I answer the above questions by asking the following series of questions for all of us to ponder:
Do we honor the legacy of Asia Minor by driving out or ignoring the Orthodox Christian life that was their very heartbeat? It was considered by our ancestors that, to abandon the Greek Orthodox Faith, one would become Turkish. So closely did they associate their Faith with their ethnic heritage and their daily lives.
Do we honor the legacy of Asia Minor by advocating for the removal of the Cross from the Greek flag and the removal of icons from public places and classrooms in Greece?
Do we honor the legacy of Asia Minor by advocating and demanding from people to not kiss the holy icons and the holy relics of the Saints for fear of catching a disease, when so many Saints from Asia Minor gave their very blood for venerating and kissing these same icons?
Do we honor the legacy of Asia Minor by advocating for multiple, disposable Communion spoons (lavithes) for fear of catching a disease through Holy Communion?
Do we honor the legacy of Asia Minor by cursing Christ, Panagia, and the Saints with our words?

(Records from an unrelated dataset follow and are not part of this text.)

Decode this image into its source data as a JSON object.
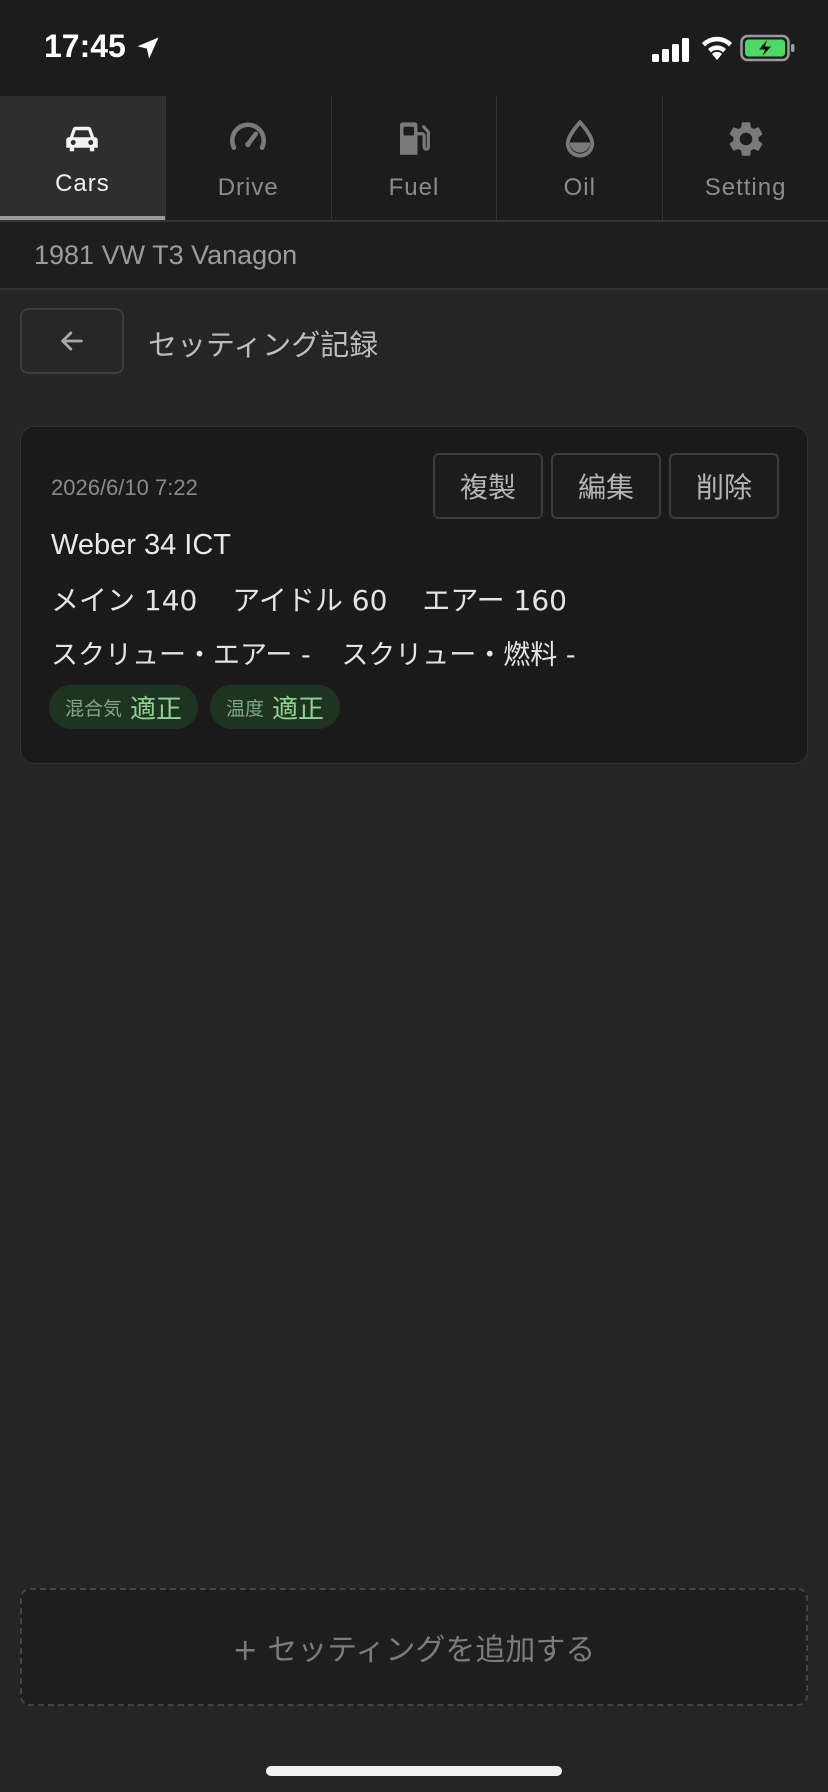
{
  "status": {
    "time": "17:45"
  },
  "tabs": [
    {
      "label": "Cars",
      "icon": "car-icon",
      "active": true
    },
    {
      "label": "Drive",
      "icon": "speedometer-icon",
      "active": false
    },
    {
      "label": "Fuel",
      "icon": "fuel-pump-icon",
      "active": false
    },
    {
      "label": "Oil",
      "icon": "oil-drop-icon",
      "active": false
    },
    {
      "label": "Setting",
      "icon": "gear-icon",
      "active": false
    }
  ],
  "vehicle": {
    "name": "1981 VW T3 Vanagon"
  },
  "header": {
    "title": "セッティング記録",
    "back_icon": "arrow-left-icon"
  },
  "record": {
    "date": "2026/6/10 7:22",
    "buttons": {
      "copy": "複製",
      "edit": "編集",
      "delete": "削除"
    },
    "carburetor": "Weber 34 ICT",
    "jets": {
      "main": "メイン 140",
      "idle": "アイドル 60",
      "air": "エアー 160"
    },
    "screws": {
      "air": "スクリュー・エアー -",
      "fuel": "スクリュー・燃料 -"
    },
    "badges": [
      {
        "label": "混合気",
        "value": "適正"
      },
      {
        "label": "温度",
        "value": "適正"
      }
    ]
  },
  "add_button": {
    "label": "+ セッティングを追加する"
  },
  "colors": {
    "background": "#252525",
    "card": "#1a1a1a",
    "badge_bg": "#1f3321",
    "badge_text": "#8fd694",
    "battery_charging": "#4cd964"
  }
}
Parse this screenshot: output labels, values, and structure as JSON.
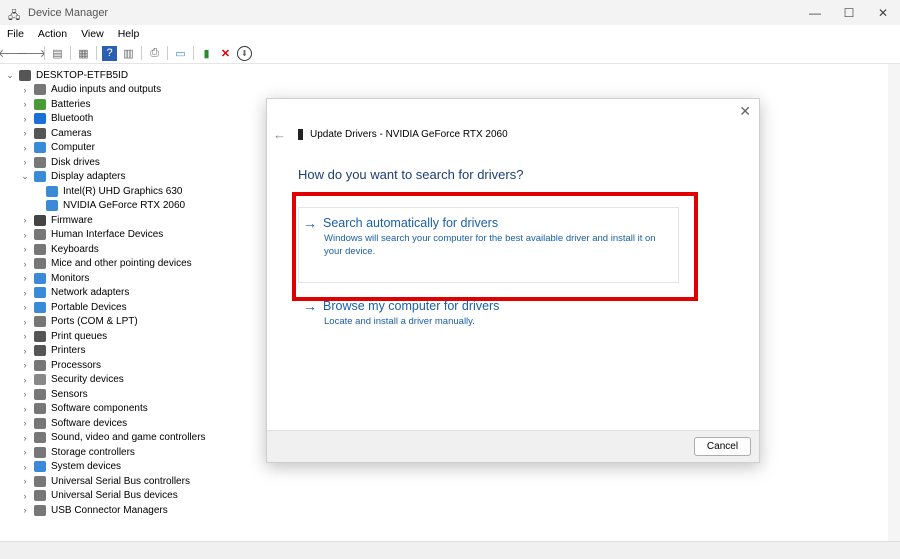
{
  "window": {
    "title": "Device Manager",
    "minimize": "—",
    "maximize": "☐",
    "close": "✕"
  },
  "menu": [
    "File",
    "Action",
    "View",
    "Help"
  ],
  "toolbar": {
    "back": "🡐",
    "forward": "🡒",
    "remove": "✕",
    "download": "⬇"
  },
  "tree": {
    "root": "DESKTOP-ETFB5ID",
    "items": [
      {
        "label": "Audio inputs and outputs",
        "expanded": false
      },
      {
        "label": "Batteries",
        "expanded": false
      },
      {
        "label": "Bluetooth",
        "expanded": false
      },
      {
        "label": "Cameras",
        "expanded": false
      },
      {
        "label": "Computer",
        "expanded": false
      },
      {
        "label": "Disk drives",
        "expanded": false
      },
      {
        "label": "Display adapters",
        "expanded": true,
        "children": [
          "Intel(R) UHD Graphics 630",
          "NVIDIA GeForce RTX 2060"
        ]
      },
      {
        "label": "Firmware",
        "expanded": false
      },
      {
        "label": "Human Interface Devices",
        "expanded": false
      },
      {
        "label": "Keyboards",
        "expanded": false
      },
      {
        "label": "Mice and other pointing devices",
        "expanded": false
      },
      {
        "label": "Monitors",
        "expanded": false
      },
      {
        "label": "Network adapters",
        "expanded": false
      },
      {
        "label": "Portable Devices",
        "expanded": false
      },
      {
        "label": "Ports (COM & LPT)",
        "expanded": false
      },
      {
        "label": "Print queues",
        "expanded": false
      },
      {
        "label": "Printers",
        "expanded": false
      },
      {
        "label": "Processors",
        "expanded": false
      },
      {
        "label": "Security devices",
        "expanded": false
      },
      {
        "label": "Sensors",
        "expanded": false
      },
      {
        "label": "Software components",
        "expanded": false
      },
      {
        "label": "Software devices",
        "expanded": false
      },
      {
        "label": "Sound, video and game controllers",
        "expanded": false
      },
      {
        "label": "Storage controllers",
        "expanded": false
      },
      {
        "label": "System devices",
        "expanded": false
      },
      {
        "label": "Universal Serial Bus controllers",
        "expanded": false
      },
      {
        "label": "Universal Serial Bus devices",
        "expanded": false
      },
      {
        "label": "USB Connector Managers",
        "expanded": false
      }
    ]
  },
  "dialog": {
    "title": "Update Drivers - NVIDIA GeForce RTX 2060",
    "question": "How do you want to search for drivers?",
    "option1": {
      "label": "Search automatically for drivers",
      "desc": "Windows will search your computer for the best available driver and install it on your device."
    },
    "option2": {
      "label": "Browse my computer for drivers",
      "desc": "Locate and install a driver manually."
    },
    "cancel": "Cancel",
    "close": "✕",
    "back": "←",
    "arrow": "→"
  },
  "colors": {
    "highlight": "#e00000",
    "link": "#1a5fa8"
  }
}
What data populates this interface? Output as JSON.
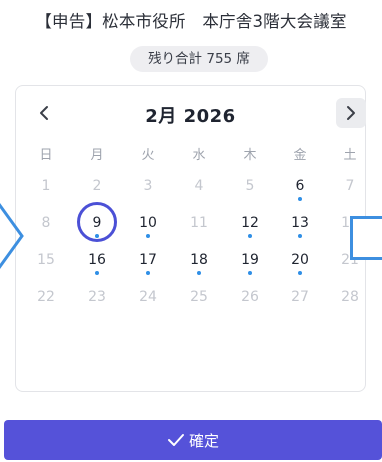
{
  "header": {
    "title": "【申告】松本市役所　本庁舎3階大会議室",
    "remaining": "残り合計 755 席"
  },
  "calendar": {
    "month_label": "2月 2026",
    "weekdays": [
      "日",
      "月",
      "火",
      "水",
      "木",
      "金",
      "土"
    ],
    "weeks": [
      [
        {
          "d": "1",
          "s": "dim"
        },
        {
          "d": "2",
          "s": "dim"
        },
        {
          "d": "3",
          "s": "dim"
        },
        {
          "d": "4",
          "s": "dim"
        },
        {
          "d": "5",
          "s": "dim"
        },
        {
          "d": "6",
          "s": "avail"
        },
        {
          "d": "7",
          "s": "dim"
        }
      ],
      [
        {
          "d": "8",
          "s": "dim"
        },
        {
          "d": "9",
          "s": "selected"
        },
        {
          "d": "10",
          "s": "avail"
        },
        {
          "d": "11",
          "s": "dim"
        },
        {
          "d": "12",
          "s": "avail"
        },
        {
          "d": "13",
          "s": "avail"
        },
        {
          "d": "14",
          "s": "dim"
        }
      ],
      [
        {
          "d": "15",
          "s": "dim"
        },
        {
          "d": "16",
          "s": "avail"
        },
        {
          "d": "17",
          "s": "avail"
        },
        {
          "d": "18",
          "s": "avail"
        },
        {
          "d": "19",
          "s": "avail"
        },
        {
          "d": "20",
          "s": "avail"
        },
        {
          "d": "21",
          "s": "dim"
        }
      ],
      [
        {
          "d": "22",
          "s": "dim"
        },
        {
          "d": "23",
          "s": "dim"
        },
        {
          "d": "24",
          "s": "dim"
        },
        {
          "d": "25",
          "s": "dim"
        },
        {
          "d": "26",
          "s": "dim"
        },
        {
          "d": "27",
          "s": "dim"
        },
        {
          "d": "28",
          "s": "dim"
        }
      ]
    ]
  },
  "footer": {
    "confirm_label": "確定"
  },
  "colors": {
    "accent": "#5552d9",
    "selected_ring": "#4b50d6",
    "availability_dot": "#2f8fe6",
    "side_arrow": "#3d8fe0"
  }
}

Do we honor the legacy of Asia Minor by partying hard, enjoying our times at bars and cafes- until the very late hours of the night- while not being able to even step foot in a church or go to a church service (whether morning or evening)?
Do we honor the legacy of Asia Minor when we can never stay for the Liturgy on Pascha? Is it honoring the legacy of Asia Minor by rushing out after the chanting of “Christ is risen”? All the while, are we even aware that, under the Turks, due to lack of priests as a result of persecution and martyrdom, certain areas did not always have a priest in order to even have a Pascha Liturgy?
Do we honor the legacy of Asia Minor by not keeping Sunday as the Lord’s Day? Do we honor the legacy of Asia Minor by not observing the feasts of Christ, Panagia, and the major Saints during the liturgical calendar year?
Do we honor the legacy of Asia Minor by writing off the fasts of the church as outdated and not for us? At one point in time, it was considered by some of our ancestors, in their simplicity, that it was “Turkish” not to fast. Nowadays, is it that we all know better and we know everything, supposedly, that we ignore fasting?
Do we honor the legacy of Asia Minor by wearing the matakia, the little eyes, to ward off the evil eye? The Turks used to rip the crosses off our ancestors and put the matakia on them instead. These matakia the Turks would put on their livestock, sending the message that the Orthodox were livestock. Yet, wearing the little matakia to ward off the evil eye is one of the fads and rages of our days.
May the memory of all the victims of the burning of Smyrna and the Asia Minor Genocide be eternal! May we learn and appreciate our history so we do not forget what truly matters in life and so that we can spiritually progress.